3. A Frenchman with a Portuguese descent Antonio Madeira is the rising star of Dão. He currently sells just one wine (more are coming) and he makes it well with natural techniques (no additives or pesticides). Antonio has a vision, he wants to bring out the terroir in his wine and he seeks out old vines to do this in the best manner. Our selection will feature, surprise surprise, his best (and only) wine, a light and sophisticated red made from old vine. As with many older vineyards in Portugal, there is an abundance of grape varieties growing in the field so the exact number of grape varieties is not easy to get to.
4. Feeling that there was something missing from the market, Quinta do Escudial is producer making solely no-oak wines. It is a family business to the core. The wine is made by the father of the family, the finances are handled by his wife and sales by their son. Our selection will be featuring their Branco (white), Tinto (red) and the Vinhas Velhas (old vine red). When we visited them we sampled the full range of wines and these are truly extraordinary wines that really proves that it is not necessary to use oak to make fine Portuguese wines. These wines are really nice in the way that they are all great on their own as well as with food.
5. Alvaro Castro, the owner of Quinta da Pellada is ‘The’ winemaker who brought Dão back on the wine-map. Originally a civil engineer he inherited his family’s vineyards in the 1980s and changed profession awakening a family tradition that had been dormant for a generation. Today his daughter Maria is also very much active in the business and she will ensure to carry the family tradition on. Our selection will be featuring wines from the vineyard the family lives on, Quinta de Saes. We will have the Saes Red, The Quinta de Saes Rose (for the summer) and the Encruzado White. They also have several other brands and we hope to expand our cooperation with them in the future as their high-end wines really deserve an audiance and once tasted it is difficult to not just want more of them.
All in all, we are increasing our selection from two excellent wines to 17: nine cavas, five reds, two whites and one rose. Some wines are available in very limited quantities (due to the small production) so orders will be processed in the order they come in.
All in all, I think we have managed to create a good selection. We have a working supply chain, a logo, website and enough samples. What you can really see is that this company has been put together by two procurement professionals, with a high emphasis on the back end of the supply chain, contracts and working partners; and an entertaining lack of focus on sales.

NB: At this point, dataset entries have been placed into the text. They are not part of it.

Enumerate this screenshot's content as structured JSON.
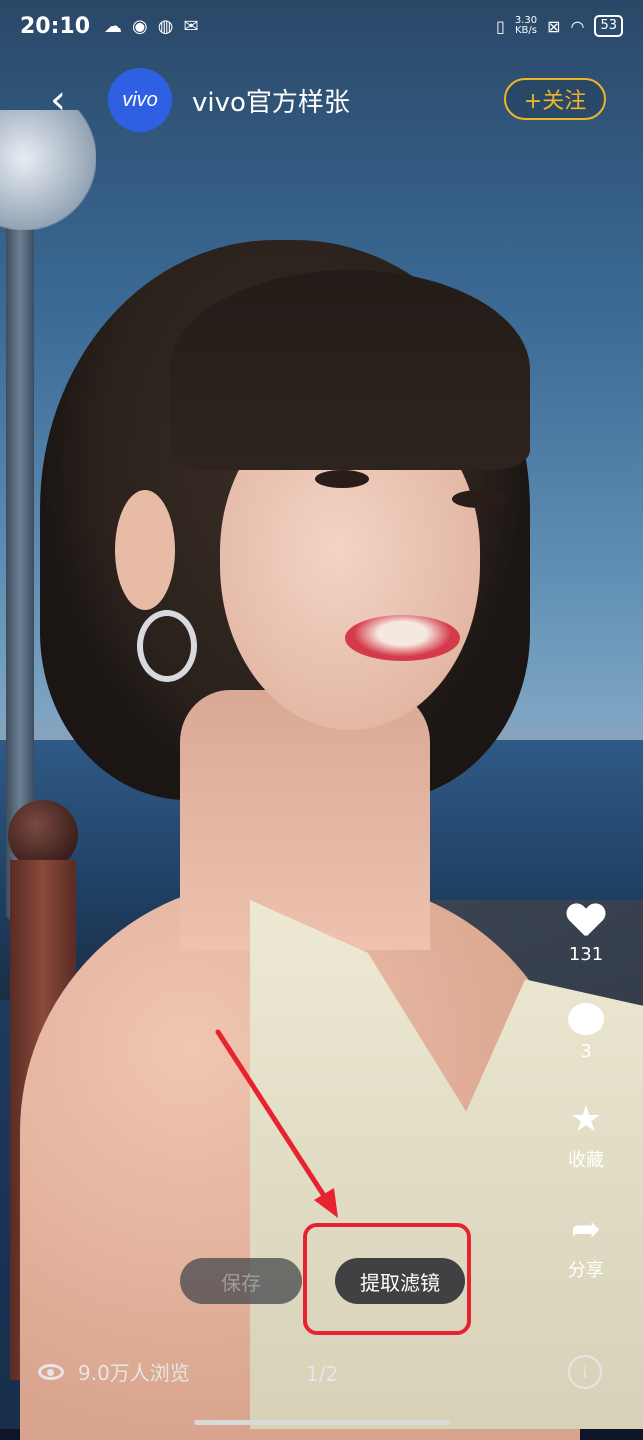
{
  "status_bar": {
    "time": "20:10",
    "net_speed_value": "3.30",
    "net_speed_unit": "KB/s",
    "battery": "53"
  },
  "header": {
    "avatar_text": "vivo",
    "account_name": "vivo官方样张",
    "follow_label": "+关注"
  },
  "actions": {
    "like_count": "131",
    "comment_count": "3",
    "collect_label": "收藏",
    "share_label": "分享"
  },
  "bottom": {
    "save_label": "保存",
    "extract_filter_label": "提取滤镜",
    "views_text": "9.0万人浏览",
    "pager": "1/2",
    "info_glyph": "i"
  },
  "icons": {
    "back": "chevron-left-icon",
    "like": "heart-icon",
    "comment": "comment-bubble-icon",
    "collect": "star-icon",
    "share": "share-arrow-icon",
    "views": "eye-icon",
    "info": "info-icon"
  },
  "colors": {
    "follow_accent": "#f0b429",
    "avatar_bg": "#2f5fe2",
    "highlight_red": "#e8232f"
  }
}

So now we are really stepping out of our comfort zone and introducing to the world what we have done. We are hoping that good quality will sell it’s self, and in time our customers will learn to trust our judgement.
However, this will not come free and to give it a push we are arranging an open house tasting next week Saturday in Stockholm to introduce our wines. In case you are interested in joining, then send us a message to firstname.lastname@example.org. This will be the best sales period (yet) for our company yet, and I am looking forward to all of the feedback people can give us about our new selection.